The Government has put a big focus on agencies working together to improve public services for New Zealanders. The Prime Minister has set ten challenging targets for public sector agencies which will require new ways of thinking about solving difficult problems. In health, we have targets to meet for increasing immunisation and reducing rheumatic fever.
The first part of Result 3 under the Supporting Vulnerable Children result area is “Increase infant immunisation rates so that 95 per cent of eight-month-olds are fully immunised by December 2014 and this is maintained through to 30 June 2017.” The second part of Result 3 is “Reduce the incidence of rheumatic fever by two thirds to 1.4 cases per 100,000 people by June 2017.”
Maori and Pasifika children are at much higher risk of rheumatic fever. It is unacceptable to this Government that our children should continue to be affected by a disease that has almost vanished in most other developed countries.
We are therefore investing in a school-based throat swabbing programme and we have asked the health sector to work with housing agencies to help families find healthier homes.
We have introduced new ways of working together, such as the Social Sector Trials, which put local communities in the driving seat to help their young people.

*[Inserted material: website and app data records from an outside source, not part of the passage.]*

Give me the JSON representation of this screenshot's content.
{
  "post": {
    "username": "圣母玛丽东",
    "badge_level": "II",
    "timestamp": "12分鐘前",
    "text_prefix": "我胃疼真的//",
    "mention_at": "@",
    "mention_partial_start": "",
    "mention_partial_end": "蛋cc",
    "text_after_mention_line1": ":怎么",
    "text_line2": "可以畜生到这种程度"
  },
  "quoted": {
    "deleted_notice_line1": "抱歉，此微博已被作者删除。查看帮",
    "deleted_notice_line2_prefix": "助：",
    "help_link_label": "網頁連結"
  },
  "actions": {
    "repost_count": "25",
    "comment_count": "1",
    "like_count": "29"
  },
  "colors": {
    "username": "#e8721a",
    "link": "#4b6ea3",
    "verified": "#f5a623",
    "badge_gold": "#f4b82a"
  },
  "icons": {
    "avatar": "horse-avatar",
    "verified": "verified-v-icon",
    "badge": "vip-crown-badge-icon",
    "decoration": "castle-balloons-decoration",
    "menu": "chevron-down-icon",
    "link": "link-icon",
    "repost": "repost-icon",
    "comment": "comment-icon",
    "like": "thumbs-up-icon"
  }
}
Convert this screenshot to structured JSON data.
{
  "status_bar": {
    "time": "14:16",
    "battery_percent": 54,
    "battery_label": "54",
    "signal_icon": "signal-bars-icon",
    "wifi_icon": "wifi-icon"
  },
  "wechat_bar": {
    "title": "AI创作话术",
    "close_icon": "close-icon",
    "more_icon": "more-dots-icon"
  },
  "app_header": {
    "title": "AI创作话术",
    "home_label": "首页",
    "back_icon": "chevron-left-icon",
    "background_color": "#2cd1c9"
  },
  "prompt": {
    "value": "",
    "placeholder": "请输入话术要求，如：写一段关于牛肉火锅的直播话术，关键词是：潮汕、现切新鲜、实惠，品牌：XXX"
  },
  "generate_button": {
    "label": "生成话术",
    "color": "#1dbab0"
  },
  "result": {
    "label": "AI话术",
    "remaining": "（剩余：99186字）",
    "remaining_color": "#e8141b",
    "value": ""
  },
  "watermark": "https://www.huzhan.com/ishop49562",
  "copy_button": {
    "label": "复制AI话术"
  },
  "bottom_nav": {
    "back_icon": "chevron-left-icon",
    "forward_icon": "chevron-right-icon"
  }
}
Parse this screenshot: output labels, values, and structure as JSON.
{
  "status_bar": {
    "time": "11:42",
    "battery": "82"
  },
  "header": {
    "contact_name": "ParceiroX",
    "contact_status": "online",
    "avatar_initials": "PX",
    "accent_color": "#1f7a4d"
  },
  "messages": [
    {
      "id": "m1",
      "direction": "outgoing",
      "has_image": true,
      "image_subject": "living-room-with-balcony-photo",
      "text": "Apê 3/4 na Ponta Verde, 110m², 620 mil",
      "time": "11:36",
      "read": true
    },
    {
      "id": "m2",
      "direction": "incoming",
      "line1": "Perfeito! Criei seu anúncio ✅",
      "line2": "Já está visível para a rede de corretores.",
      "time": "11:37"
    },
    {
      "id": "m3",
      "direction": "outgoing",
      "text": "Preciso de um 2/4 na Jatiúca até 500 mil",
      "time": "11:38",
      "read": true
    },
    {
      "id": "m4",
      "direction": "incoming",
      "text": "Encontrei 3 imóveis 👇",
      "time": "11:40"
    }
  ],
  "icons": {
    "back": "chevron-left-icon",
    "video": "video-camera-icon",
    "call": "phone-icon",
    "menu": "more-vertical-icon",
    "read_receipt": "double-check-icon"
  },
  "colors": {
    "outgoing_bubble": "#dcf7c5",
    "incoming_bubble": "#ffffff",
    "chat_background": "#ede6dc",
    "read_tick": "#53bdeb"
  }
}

Social services and health providers in trial localities are taking an integrated approach and working together to respond to community needs.
Waitemata DHB is involved in this initiative and is part of a trial in Ranui to reduce offending, truancy, alcohol and drug use and to increase the numbers of young people participating in education, training and employment. This will start on 1 July 2013.
The Prime Minister’s Youth Mental Health initiative is another example of working together across government to make youth mental health services more accessible and clinically integrated. As a result of this initiative, over 8,000 more secondary school students will be able to see a registered nurse or access other health services at school when they need to.
In conclusion, we can, and we do, deliver a well performing public health system but there are significant challenges ahead for us all as people live longer with multiple health conditions. If we want to continue to provide New Zealanders with a world class health system, we need to find new and improved ways of keeping people healthy and making the best use of every health dollar.
Thank you for all you do for health in New Zealand. Your work in the frontline of health care delivery is crucial in ensuring that the health system performs well and can rise to meet future challenges.
Nō reira, tēnā koutou, tēnā koutou, tēnā koutou katoa.